== Items from an interface collection ==
- Opening Delimiter -

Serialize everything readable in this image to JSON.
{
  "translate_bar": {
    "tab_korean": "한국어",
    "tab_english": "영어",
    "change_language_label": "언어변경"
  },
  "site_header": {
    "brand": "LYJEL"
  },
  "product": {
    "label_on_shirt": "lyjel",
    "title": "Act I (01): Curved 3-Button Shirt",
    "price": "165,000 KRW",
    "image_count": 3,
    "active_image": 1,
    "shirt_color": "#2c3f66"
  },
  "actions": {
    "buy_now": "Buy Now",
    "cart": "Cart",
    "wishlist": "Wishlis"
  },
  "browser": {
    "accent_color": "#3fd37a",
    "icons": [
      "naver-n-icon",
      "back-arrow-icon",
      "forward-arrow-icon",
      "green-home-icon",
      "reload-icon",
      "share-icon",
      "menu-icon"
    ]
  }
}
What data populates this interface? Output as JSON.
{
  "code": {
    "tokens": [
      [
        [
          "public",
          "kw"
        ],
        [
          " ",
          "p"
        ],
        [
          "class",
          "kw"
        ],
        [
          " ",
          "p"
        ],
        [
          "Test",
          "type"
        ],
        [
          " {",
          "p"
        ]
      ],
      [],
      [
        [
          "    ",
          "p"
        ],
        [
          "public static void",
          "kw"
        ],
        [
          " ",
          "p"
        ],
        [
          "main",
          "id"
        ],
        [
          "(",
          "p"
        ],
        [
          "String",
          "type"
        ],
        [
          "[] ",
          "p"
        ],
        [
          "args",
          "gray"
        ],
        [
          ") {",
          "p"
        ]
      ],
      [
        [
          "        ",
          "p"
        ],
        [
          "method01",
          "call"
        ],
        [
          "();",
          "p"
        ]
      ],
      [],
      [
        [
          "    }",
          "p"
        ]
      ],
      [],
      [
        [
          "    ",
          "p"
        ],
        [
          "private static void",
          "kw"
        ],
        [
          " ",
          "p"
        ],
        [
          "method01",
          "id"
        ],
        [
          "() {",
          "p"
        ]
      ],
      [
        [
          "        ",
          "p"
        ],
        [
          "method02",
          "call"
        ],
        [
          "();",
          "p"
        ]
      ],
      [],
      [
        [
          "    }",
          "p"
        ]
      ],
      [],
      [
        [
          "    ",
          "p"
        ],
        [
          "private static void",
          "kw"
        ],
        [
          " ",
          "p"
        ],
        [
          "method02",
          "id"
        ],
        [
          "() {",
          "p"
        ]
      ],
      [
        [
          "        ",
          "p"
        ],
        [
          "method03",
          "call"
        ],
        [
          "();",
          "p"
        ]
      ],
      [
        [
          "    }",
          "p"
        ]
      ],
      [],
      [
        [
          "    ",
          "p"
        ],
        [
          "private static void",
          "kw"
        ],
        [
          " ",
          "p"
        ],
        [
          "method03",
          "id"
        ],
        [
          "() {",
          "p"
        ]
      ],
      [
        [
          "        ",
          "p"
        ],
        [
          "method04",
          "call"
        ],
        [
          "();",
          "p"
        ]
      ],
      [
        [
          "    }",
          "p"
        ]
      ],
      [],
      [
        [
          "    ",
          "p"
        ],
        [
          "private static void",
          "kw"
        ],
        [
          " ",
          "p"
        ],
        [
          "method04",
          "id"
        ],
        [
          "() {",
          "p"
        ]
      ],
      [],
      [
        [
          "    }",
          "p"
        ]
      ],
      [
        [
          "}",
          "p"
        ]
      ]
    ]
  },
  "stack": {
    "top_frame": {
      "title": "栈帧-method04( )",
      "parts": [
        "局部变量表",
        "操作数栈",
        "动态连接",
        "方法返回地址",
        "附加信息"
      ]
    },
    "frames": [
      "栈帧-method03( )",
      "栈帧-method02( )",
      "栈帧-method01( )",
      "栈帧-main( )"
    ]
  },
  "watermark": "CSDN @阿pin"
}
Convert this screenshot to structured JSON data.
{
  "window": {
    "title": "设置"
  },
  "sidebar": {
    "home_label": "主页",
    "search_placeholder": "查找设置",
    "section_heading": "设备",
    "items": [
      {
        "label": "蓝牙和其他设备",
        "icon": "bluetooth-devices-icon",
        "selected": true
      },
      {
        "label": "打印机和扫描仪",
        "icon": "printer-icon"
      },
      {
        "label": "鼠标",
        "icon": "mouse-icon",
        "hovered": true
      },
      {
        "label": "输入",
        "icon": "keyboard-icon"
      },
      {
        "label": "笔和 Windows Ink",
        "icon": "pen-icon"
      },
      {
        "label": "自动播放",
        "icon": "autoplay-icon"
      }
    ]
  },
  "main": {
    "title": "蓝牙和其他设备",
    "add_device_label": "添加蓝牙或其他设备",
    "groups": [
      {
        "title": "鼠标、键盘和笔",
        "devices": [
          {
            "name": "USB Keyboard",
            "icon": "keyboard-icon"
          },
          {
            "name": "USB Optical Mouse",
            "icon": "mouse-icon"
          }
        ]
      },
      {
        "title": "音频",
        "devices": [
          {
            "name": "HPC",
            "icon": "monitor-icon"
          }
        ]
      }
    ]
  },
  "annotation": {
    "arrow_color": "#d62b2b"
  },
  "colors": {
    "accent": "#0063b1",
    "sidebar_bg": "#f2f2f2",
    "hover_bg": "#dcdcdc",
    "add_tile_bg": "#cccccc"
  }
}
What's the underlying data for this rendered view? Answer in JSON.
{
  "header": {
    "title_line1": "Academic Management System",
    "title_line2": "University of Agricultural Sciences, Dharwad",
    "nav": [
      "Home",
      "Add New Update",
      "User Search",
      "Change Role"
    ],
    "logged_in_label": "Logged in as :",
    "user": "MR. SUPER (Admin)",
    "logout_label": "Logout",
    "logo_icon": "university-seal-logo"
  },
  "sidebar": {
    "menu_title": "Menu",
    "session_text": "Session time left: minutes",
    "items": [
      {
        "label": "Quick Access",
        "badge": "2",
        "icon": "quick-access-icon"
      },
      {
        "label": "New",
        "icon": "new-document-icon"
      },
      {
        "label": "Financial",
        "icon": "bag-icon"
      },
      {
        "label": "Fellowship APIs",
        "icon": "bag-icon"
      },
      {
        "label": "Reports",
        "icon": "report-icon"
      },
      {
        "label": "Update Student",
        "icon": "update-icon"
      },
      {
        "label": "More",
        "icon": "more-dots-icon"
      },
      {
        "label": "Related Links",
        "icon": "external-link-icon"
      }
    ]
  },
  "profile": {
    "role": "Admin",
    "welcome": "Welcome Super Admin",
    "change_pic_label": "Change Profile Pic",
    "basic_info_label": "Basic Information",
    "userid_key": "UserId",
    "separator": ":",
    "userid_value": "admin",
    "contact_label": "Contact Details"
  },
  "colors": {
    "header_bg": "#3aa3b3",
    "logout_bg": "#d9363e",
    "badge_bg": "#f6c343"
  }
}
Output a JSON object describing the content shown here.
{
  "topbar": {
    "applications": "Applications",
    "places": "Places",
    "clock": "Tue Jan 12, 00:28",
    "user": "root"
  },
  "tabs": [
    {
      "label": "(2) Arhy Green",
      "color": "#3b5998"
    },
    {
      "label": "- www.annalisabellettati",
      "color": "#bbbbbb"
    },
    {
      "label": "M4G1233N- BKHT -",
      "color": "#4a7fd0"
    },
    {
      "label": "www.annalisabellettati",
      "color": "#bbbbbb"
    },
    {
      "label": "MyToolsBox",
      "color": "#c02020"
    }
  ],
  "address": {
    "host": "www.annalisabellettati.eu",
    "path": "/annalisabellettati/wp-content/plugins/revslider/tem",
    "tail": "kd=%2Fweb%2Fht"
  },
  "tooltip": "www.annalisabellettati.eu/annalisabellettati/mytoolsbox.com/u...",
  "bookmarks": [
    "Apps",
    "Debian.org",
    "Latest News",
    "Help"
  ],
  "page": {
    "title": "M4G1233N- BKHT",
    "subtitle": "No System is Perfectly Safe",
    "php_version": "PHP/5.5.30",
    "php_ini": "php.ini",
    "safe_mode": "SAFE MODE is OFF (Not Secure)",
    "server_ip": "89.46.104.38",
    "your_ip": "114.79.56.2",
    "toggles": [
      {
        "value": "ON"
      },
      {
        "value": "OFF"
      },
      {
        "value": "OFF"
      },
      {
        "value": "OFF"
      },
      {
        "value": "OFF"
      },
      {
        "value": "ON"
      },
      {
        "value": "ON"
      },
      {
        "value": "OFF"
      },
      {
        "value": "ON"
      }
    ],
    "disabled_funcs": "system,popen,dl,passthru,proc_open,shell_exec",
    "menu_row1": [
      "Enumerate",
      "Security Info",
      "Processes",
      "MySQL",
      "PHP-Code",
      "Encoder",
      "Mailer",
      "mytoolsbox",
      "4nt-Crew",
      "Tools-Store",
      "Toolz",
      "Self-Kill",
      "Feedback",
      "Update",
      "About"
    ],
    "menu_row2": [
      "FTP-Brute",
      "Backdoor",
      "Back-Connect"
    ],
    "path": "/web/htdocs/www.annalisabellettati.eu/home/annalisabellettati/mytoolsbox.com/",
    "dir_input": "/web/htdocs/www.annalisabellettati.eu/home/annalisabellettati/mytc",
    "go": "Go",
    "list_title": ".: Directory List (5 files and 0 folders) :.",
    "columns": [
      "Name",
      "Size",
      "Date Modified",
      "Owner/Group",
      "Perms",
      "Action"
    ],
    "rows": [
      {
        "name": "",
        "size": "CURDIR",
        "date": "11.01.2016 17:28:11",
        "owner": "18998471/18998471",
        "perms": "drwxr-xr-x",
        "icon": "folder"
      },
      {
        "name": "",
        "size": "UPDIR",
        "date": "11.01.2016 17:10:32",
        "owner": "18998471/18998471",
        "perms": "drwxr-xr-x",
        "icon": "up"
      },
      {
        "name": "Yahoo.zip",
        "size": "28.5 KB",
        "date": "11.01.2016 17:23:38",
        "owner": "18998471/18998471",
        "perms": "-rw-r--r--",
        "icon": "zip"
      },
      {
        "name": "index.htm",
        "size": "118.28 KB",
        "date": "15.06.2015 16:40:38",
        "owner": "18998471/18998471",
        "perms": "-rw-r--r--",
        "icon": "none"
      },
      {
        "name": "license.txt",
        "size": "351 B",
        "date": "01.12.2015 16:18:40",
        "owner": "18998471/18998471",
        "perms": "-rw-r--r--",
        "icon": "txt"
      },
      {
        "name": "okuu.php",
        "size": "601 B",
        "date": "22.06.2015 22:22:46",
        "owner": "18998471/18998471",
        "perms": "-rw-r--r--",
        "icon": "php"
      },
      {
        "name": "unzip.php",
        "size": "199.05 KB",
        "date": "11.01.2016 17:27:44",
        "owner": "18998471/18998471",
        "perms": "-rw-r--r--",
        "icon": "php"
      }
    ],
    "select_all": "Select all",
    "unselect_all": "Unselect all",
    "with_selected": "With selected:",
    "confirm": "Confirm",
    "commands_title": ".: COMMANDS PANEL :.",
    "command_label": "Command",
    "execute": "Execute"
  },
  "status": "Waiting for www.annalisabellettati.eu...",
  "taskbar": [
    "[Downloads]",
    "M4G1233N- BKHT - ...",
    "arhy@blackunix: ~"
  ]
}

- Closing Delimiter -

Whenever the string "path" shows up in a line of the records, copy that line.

== Written solution ==
    "path": "/annalisabellettati/wp-content/plugins/revslider/tem",
    "path": "/web/htdocs/www.annalisabellettati.eu/home/annalisabellettati/mytoolsbox.com/",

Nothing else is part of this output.